In Southern California in October 2007, hundreds of square miles in seven counties were consumed and scorched by scores of brush fires, their flames fueled by high desert winds and hot temperatures. California authorities said the blazes, raging from the Simi Valley northwest of Los Angeles through San Diego County to the Mexican border, were responsible for several deaths. The fires consumed well over 1,400 homes and commercial structures, and threatened tens of thousands of others. As many as 500,000 people were estimated to have evacuated and thousands more were ordered to move, making the evacuation effort roughly half the size of that from the New Orleans area after Hurricane Katrina.

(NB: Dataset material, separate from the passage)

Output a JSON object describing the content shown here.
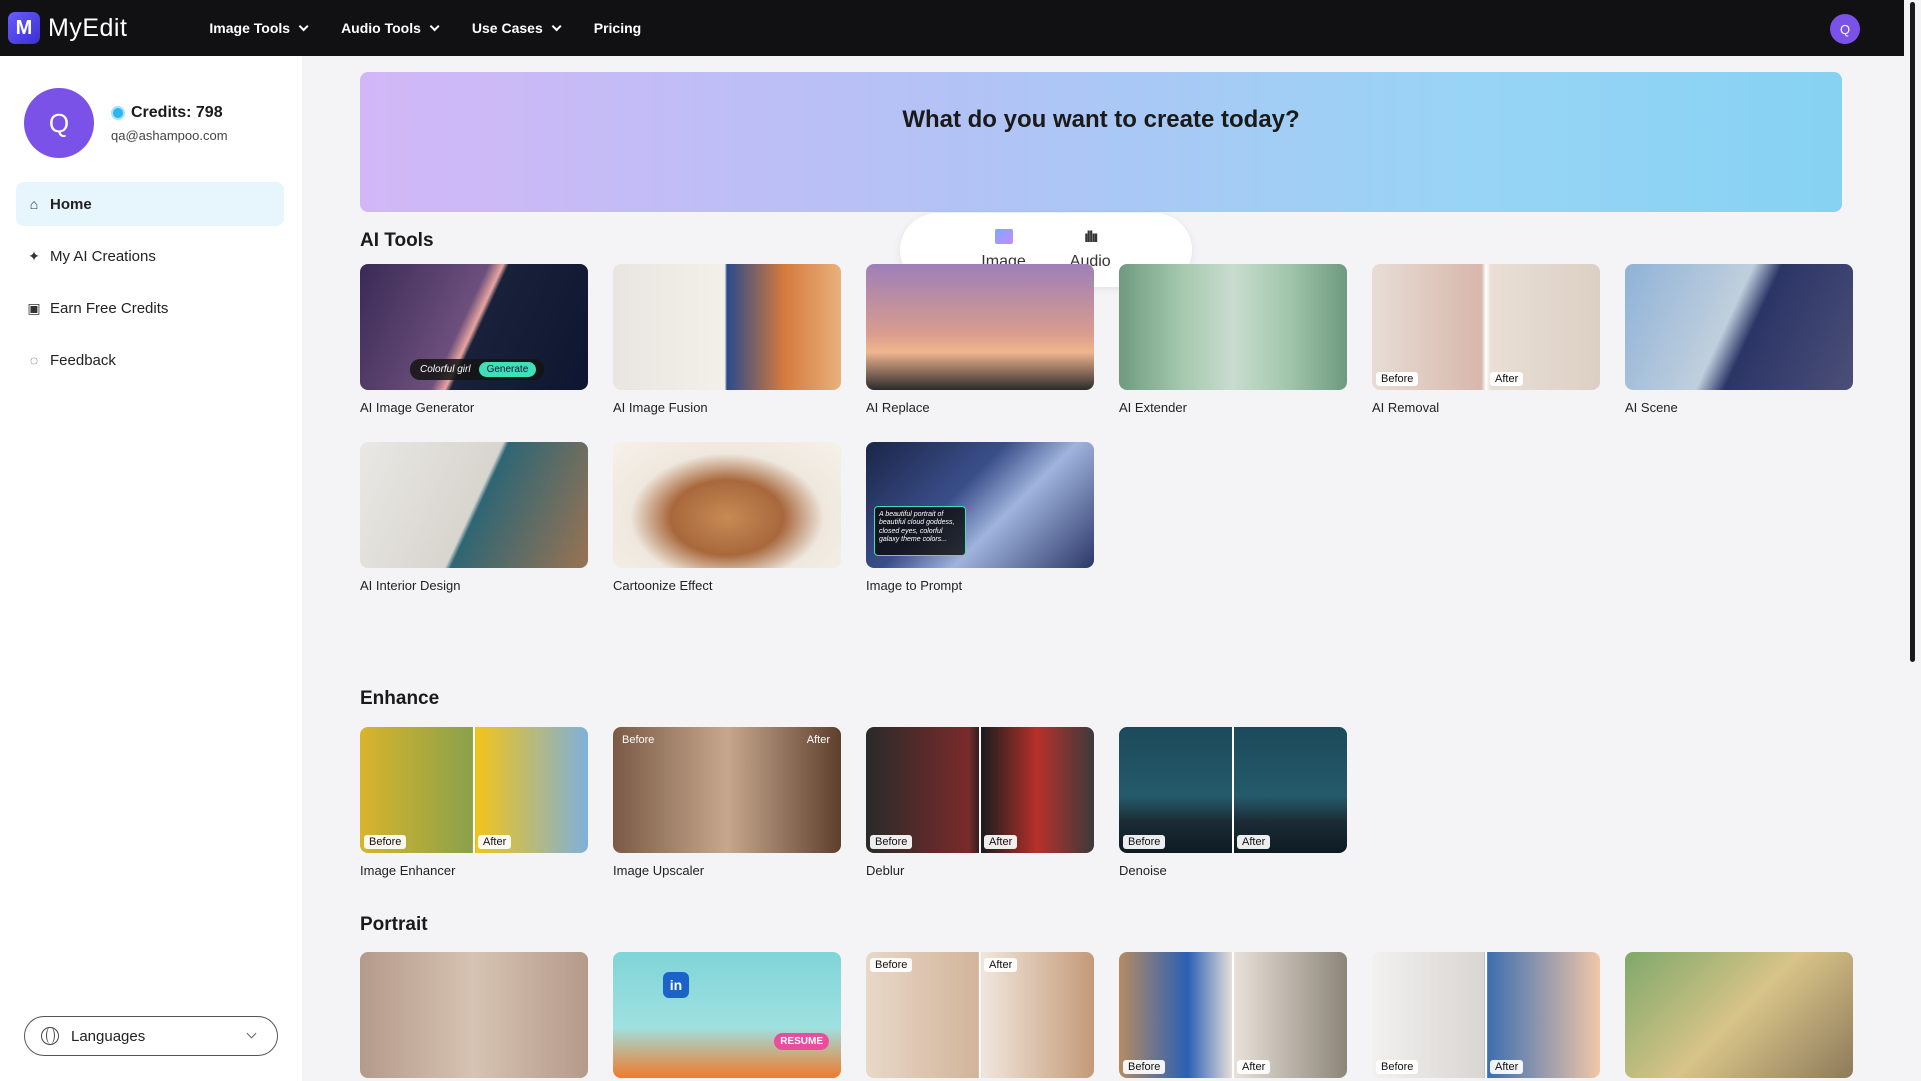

The United States Forest Service is the largest user of aerial firefighting aircraft. They deploy a variety of aircraft in order to fight wildfires. The range of aircraft includes smaller helicopters to large DC-10 aircraft. On a local level, some police agencies use their aircraft to fight small wildfires. These small wildfires are not confined to rural areas. The New York City Police Department Aviation Unit (NYPD) conducts approximately 25 aerial firefighting operations a year within the borders of the City of New York.
Aerial firefighting missions can certainly be considered high risk. Not only does the flight crew have to contend with the usual safety of flight issues, they now have to fly fairly low, often very close to smoke and flying debris. Teamwork is essential for the safe and effective completion of these missions. When an aircraft is called to a scene to assist with aerial firefighting operations, there are many considerations for the flight crew. Where exactly do fire ground commanders want the water drops? Are there any persons in the drop area? Considering that a load of water can weigh up to 1500 lbs, the danger to persons or property on the ground becomes obvious. What are the wind conditions? In short, the mission becomes a complex consideration of risk vs. benefit. The missions are not carried out lightly.
The flight crew normally receives a ground briefing from fire commanders or receives the information in-flight. After conducting several reconnaissance runs, noting the winds, obstructions and possible sources of water, the flight crew determines if the mission can be conducted safely. Possible sources of water include the ocean, lakes, ponds, rivers, swimming pools and water pumped from ground fire vehicles. Helicopters may be fitted with tanks or carry buckets. Tanks are filled using a long hose that is dipped into the water source, while buckets are usually filled by submerging in lakes, rivers, reservoirs, or portable tanks. The most popular of the buckets is the flexible Bambi Bucket.
Often times, a "command and control" aircraft is used to help coordinate and control firefighting operations. In the incidents near navigable waterways, boats may be put in place to secure the water scoop area. As the helicopter approaches a water source, the crew chief keeps a sharp eye out for obstacles. If the bucket gets entangled with an object on the ground, the pilot has seconds to shear the cable and drop the bucket, or face certain disaster. The bucket is submerged and filled and the helicopter begins to lift the load. In most cases, the aircraft is pushed to the limitations of the machine and pilots need to be careful to keep all operating parameters within normal limits. As the aircraft flies to the target location, the load is watched carefully for stability. If the load begins to pendulum, it must be controlled or dropped as excessive swinging could cause havoc with pilot's ability to control the aircraft. Once the approach is commenced, the pilot is careful to avoid any flying debris and smoke. The run is commenced and at the appropriate time, the water is dropped on the fire. The water often contains fire retardant to help contain the fire. After the drop, the effectiveness of the drop is evaluated. The weather conditions can blow water away from the fire line and adjustments must be made. The whole process is then repeated. The workload for the pilot is extreme and missions are often long and taxing. Crew resource management is vital, and the danger of fatigue is high.
The SCUBA diver
There is an urban legend that has been around since at least 1987, in which it is reported that the charred remains of a SCUBA diver were found in a tree, reportedly after he was scooped up by an aerial firefighting aircraft. In some cases, it is reported to be a fisherman. The story is dramatic and certainly has the "wow" factor, but it is absolutely false. The odds of a diver or fisherman being in the water scoop area and not being seen is extremely remote. The technology of taking on water simply would not permit an object that big to be taken into the tank. The only injury every reported by a non-participant in aerial firefighting operations was to a swimmer that was allowed to watch an aerial water scoop too closely. Apparently eddies created as the water was scooped and the aircraft departed and knocked the swimmer down. So, continue to dive and fish without fear! No aerial firefighting aircraft is coming to take you away.
Oftentimes, the best way to fight a brush fire is with aircraft. Brush fires are often hard to reach by ground units even in urban areas, because they are contained within a field of dense brush or the fire ground is in a swampy area making driving a truck into the area all but impossible. These missions are challenging and complex, yet most aviators enjoy flying them. Bombs away!